GCC students are privy to a nicely balanced campus geared towards understanding and forgiveness, yet firm, preventative measures.
When minor confrontations, such as fistfights or escalated arguments, occur, and are deemed isolated and mildly threatening, the GCC police are able to offer the involved individuals a less severe, and likely more therapeutic punishment than would city police.
Where city police would detain individuals and, depending on the situation, let them go or incarcerate them, involved students are taken to receive on-campus counseling.
This type of conflict resolution has had a tremendous efficacy in limiting violence from escalation and dispersing long, on-going rivalries on campus according to Chief Wagg.
GCC Police Chief, Steve Wagg considers GCC to be a relatively safe environment. “We’re lucky we reside in a bedroom community- it’s nice and quiet,” said Wagg.
Although Wagg might feel the campus is not at high risk, he is not willing to take chances.
As GCC officers possess the same authority as a municipal department and must comply with the same regulations.

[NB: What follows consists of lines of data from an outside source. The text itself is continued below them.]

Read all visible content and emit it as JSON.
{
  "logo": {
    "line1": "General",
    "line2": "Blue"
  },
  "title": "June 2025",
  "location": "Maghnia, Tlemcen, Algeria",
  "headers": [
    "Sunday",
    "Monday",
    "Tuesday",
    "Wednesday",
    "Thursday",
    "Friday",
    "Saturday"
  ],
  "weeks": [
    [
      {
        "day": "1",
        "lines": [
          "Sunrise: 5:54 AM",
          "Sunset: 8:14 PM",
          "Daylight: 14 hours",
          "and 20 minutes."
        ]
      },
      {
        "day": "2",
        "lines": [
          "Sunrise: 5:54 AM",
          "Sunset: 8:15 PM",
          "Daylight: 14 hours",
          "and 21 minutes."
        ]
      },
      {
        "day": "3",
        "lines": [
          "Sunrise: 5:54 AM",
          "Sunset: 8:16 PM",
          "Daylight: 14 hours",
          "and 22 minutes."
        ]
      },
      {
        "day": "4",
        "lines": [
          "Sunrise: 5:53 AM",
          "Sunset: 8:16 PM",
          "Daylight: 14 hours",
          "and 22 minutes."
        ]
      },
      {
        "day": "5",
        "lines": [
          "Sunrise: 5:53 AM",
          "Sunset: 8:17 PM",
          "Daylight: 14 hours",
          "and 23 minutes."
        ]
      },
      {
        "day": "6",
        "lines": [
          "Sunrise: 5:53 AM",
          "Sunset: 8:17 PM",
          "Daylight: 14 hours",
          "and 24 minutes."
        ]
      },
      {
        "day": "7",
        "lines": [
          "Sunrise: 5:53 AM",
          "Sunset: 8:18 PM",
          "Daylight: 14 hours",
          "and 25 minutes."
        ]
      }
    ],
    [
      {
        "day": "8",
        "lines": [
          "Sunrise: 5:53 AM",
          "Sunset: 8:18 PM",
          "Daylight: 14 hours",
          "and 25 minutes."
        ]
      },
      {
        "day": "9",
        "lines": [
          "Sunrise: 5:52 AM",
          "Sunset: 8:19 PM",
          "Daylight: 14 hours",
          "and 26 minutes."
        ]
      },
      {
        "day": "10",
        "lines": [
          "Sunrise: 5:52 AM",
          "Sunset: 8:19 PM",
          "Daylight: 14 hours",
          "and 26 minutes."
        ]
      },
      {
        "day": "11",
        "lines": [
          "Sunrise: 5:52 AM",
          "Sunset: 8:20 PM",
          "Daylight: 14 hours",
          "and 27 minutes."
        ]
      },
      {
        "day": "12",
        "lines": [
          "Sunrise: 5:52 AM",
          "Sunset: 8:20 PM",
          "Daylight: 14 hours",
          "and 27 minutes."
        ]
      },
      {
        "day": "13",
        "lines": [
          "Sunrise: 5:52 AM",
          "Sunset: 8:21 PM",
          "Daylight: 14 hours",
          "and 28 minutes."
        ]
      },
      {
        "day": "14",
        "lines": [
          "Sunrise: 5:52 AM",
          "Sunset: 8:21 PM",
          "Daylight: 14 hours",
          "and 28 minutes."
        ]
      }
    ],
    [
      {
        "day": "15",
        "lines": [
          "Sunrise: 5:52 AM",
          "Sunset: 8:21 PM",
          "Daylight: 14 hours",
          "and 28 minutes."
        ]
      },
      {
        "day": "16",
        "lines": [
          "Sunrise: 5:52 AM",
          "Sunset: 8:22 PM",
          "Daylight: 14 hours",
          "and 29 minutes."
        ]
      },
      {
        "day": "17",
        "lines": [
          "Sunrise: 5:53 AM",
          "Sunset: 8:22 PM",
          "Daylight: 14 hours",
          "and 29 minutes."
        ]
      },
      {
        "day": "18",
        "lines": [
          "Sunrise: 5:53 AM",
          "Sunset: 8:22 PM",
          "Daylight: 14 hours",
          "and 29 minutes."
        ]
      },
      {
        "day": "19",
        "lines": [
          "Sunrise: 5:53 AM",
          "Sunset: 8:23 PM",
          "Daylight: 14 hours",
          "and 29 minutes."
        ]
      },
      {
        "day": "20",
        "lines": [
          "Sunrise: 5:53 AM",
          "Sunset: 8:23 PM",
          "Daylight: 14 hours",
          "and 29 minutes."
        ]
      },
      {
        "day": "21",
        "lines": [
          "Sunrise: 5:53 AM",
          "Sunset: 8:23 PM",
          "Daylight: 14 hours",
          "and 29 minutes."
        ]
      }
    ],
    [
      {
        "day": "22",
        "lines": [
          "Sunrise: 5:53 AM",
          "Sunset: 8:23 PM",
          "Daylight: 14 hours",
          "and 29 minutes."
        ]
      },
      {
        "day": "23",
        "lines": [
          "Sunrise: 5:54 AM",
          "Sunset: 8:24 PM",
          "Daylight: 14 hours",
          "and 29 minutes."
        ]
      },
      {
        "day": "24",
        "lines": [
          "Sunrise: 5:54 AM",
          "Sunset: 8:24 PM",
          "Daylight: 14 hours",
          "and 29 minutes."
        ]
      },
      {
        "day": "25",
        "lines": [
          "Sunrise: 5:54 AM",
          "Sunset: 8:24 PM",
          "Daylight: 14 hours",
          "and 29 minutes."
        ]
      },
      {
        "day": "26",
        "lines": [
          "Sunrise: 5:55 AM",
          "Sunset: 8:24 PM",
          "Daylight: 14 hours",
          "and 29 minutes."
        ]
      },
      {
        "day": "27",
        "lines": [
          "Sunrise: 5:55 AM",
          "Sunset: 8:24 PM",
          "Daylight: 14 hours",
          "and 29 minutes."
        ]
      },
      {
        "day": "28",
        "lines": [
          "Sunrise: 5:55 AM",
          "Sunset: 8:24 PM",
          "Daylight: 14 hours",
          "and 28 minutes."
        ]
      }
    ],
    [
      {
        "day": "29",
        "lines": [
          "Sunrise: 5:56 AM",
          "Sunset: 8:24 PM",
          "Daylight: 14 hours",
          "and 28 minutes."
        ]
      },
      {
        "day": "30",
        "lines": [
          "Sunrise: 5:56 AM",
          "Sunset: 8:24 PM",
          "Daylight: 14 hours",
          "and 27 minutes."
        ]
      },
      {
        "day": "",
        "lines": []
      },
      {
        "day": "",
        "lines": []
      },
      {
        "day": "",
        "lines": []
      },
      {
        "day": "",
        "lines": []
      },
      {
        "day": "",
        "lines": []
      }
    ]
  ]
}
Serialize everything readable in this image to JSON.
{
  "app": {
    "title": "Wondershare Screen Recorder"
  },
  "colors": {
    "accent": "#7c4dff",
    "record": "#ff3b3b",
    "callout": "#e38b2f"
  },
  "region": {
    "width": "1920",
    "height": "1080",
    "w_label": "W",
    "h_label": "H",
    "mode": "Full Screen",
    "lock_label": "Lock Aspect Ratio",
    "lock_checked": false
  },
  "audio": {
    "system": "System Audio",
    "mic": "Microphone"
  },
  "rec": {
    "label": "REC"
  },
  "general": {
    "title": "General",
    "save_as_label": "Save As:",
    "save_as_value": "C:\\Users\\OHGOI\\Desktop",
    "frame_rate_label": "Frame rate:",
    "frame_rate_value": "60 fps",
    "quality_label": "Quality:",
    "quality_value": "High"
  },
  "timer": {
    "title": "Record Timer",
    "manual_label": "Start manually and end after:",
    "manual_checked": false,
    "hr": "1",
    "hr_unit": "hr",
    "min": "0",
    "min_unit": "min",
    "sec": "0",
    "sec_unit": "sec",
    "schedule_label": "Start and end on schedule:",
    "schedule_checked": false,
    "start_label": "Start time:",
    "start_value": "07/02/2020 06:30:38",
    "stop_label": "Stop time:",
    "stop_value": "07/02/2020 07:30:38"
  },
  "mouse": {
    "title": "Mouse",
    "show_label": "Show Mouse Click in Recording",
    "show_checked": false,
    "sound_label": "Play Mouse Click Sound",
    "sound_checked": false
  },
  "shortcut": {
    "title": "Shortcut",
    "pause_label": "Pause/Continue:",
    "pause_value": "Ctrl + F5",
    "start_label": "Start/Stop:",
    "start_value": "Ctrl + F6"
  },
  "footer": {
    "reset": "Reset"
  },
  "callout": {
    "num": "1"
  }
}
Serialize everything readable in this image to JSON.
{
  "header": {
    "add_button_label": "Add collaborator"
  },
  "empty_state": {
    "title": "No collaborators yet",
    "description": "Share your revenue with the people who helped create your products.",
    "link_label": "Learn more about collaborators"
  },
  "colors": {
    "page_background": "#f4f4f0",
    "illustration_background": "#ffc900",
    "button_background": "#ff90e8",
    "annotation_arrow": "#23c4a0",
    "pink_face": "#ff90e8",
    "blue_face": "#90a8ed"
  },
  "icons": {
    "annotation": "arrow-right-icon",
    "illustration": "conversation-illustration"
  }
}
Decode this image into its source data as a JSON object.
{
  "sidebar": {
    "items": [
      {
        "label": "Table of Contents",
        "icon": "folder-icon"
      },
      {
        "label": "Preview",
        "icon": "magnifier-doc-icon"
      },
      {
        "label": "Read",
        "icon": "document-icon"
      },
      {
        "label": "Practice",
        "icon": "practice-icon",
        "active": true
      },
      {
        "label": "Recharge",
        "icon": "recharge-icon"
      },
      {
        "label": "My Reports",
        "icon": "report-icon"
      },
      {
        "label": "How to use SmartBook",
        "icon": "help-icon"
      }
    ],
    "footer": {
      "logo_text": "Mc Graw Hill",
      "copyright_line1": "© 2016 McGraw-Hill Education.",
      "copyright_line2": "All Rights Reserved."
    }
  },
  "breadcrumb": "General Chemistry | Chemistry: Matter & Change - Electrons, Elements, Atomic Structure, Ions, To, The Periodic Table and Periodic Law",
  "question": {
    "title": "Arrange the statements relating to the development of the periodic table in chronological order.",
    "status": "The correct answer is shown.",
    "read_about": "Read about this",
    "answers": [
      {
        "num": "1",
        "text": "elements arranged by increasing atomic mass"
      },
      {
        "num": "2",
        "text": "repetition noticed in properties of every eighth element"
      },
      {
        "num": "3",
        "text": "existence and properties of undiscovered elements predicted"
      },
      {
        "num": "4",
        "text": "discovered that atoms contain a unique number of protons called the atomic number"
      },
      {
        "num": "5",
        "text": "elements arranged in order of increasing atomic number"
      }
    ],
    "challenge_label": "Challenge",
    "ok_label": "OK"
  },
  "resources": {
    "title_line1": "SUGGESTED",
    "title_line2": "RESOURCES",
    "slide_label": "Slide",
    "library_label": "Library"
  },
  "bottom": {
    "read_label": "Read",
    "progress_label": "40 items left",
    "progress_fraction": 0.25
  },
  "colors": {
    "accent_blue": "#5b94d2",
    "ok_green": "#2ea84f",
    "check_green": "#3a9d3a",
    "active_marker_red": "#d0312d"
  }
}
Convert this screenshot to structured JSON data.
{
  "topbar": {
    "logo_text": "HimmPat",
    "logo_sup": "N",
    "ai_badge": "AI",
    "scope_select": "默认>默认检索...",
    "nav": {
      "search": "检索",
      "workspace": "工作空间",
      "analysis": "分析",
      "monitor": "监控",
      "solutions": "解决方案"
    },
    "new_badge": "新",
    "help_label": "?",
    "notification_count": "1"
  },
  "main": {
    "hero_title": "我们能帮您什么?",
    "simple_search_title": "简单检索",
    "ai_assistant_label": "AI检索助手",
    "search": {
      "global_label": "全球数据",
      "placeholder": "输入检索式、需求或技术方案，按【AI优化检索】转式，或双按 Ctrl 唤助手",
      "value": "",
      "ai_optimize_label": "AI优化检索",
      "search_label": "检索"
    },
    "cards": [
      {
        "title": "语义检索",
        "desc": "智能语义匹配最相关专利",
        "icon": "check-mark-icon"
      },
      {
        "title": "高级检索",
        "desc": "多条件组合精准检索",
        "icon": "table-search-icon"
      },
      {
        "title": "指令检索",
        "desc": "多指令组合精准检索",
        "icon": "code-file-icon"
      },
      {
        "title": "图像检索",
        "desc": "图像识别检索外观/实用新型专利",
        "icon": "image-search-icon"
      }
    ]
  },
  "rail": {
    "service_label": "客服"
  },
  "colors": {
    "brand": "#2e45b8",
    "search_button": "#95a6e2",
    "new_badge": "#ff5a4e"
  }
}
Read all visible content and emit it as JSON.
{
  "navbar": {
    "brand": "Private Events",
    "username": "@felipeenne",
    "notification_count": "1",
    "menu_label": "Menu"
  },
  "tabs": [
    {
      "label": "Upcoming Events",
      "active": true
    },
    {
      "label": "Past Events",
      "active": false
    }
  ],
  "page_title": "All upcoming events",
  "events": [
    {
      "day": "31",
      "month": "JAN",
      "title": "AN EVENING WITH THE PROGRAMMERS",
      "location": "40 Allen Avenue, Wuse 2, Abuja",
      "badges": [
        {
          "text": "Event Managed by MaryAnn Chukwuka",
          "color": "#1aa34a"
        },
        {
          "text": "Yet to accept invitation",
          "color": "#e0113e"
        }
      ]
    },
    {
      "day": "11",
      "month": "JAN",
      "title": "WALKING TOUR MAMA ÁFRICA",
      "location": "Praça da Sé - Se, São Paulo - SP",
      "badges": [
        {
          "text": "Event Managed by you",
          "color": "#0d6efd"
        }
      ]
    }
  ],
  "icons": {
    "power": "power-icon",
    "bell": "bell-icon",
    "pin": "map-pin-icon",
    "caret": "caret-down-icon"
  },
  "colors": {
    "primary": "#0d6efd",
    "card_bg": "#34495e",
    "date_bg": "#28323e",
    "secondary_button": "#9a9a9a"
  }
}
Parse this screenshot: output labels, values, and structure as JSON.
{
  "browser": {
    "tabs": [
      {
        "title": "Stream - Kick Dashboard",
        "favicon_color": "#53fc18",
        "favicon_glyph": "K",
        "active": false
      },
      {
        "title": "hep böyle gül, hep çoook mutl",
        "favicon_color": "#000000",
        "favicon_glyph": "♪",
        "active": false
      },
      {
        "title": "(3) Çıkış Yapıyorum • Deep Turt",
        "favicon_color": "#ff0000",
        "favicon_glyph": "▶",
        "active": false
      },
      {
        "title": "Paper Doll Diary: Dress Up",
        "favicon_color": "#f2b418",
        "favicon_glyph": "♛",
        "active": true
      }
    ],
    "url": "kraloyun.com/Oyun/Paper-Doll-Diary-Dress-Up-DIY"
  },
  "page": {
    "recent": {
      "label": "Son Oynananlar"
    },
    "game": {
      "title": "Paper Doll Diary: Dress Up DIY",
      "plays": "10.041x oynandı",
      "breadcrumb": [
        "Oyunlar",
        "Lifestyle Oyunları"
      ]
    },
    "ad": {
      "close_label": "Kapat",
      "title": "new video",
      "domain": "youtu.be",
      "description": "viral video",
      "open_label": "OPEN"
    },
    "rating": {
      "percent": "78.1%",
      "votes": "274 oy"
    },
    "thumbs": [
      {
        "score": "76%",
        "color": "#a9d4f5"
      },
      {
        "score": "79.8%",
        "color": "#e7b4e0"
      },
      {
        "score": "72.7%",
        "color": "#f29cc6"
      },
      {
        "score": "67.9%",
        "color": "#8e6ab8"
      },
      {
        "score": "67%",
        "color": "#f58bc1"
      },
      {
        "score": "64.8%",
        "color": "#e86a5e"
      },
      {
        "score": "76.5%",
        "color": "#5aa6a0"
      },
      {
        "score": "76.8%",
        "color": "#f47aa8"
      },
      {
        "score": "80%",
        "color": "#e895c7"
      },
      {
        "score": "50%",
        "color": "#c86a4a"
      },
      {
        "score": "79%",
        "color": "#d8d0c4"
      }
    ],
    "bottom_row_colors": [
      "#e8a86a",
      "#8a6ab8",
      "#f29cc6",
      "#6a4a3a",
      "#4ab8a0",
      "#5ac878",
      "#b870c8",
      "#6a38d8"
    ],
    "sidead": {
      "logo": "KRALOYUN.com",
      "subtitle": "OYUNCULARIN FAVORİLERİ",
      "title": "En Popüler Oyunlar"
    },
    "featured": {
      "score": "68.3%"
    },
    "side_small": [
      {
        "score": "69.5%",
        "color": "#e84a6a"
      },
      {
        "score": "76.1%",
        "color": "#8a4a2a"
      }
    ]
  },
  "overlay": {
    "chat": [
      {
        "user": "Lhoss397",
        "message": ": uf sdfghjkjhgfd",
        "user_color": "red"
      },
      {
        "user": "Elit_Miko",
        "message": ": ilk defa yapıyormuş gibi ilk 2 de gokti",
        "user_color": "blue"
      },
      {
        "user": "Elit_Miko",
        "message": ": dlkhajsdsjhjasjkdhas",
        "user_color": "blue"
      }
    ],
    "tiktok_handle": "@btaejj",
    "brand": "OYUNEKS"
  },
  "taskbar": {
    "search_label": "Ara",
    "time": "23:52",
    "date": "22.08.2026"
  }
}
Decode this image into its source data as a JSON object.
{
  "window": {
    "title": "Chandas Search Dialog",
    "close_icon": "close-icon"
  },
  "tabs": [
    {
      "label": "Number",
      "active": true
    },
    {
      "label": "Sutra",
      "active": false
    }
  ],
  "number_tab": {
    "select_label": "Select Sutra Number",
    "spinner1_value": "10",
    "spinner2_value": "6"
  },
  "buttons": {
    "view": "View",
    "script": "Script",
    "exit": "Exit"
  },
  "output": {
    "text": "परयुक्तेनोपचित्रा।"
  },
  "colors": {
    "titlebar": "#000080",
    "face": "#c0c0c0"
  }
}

California State law mandates GCC officers to train with firearms four times a year, the GCC department trains monthly.
Not only that, but twice a year GCC officers engage in what Wagg refers to as “active shooter training.” This type of training is specifically oriented to the typical school-shooting scenario.
This type of preparedness on behalf of the GCC police department shows that despite the safe history of the city and campus, discretion is an invaluable asset.
“We have the advantage of having police officers right here so we can get to the scene of any type of violent act,” said Wagg, “probably within a minute and take appropriate action.”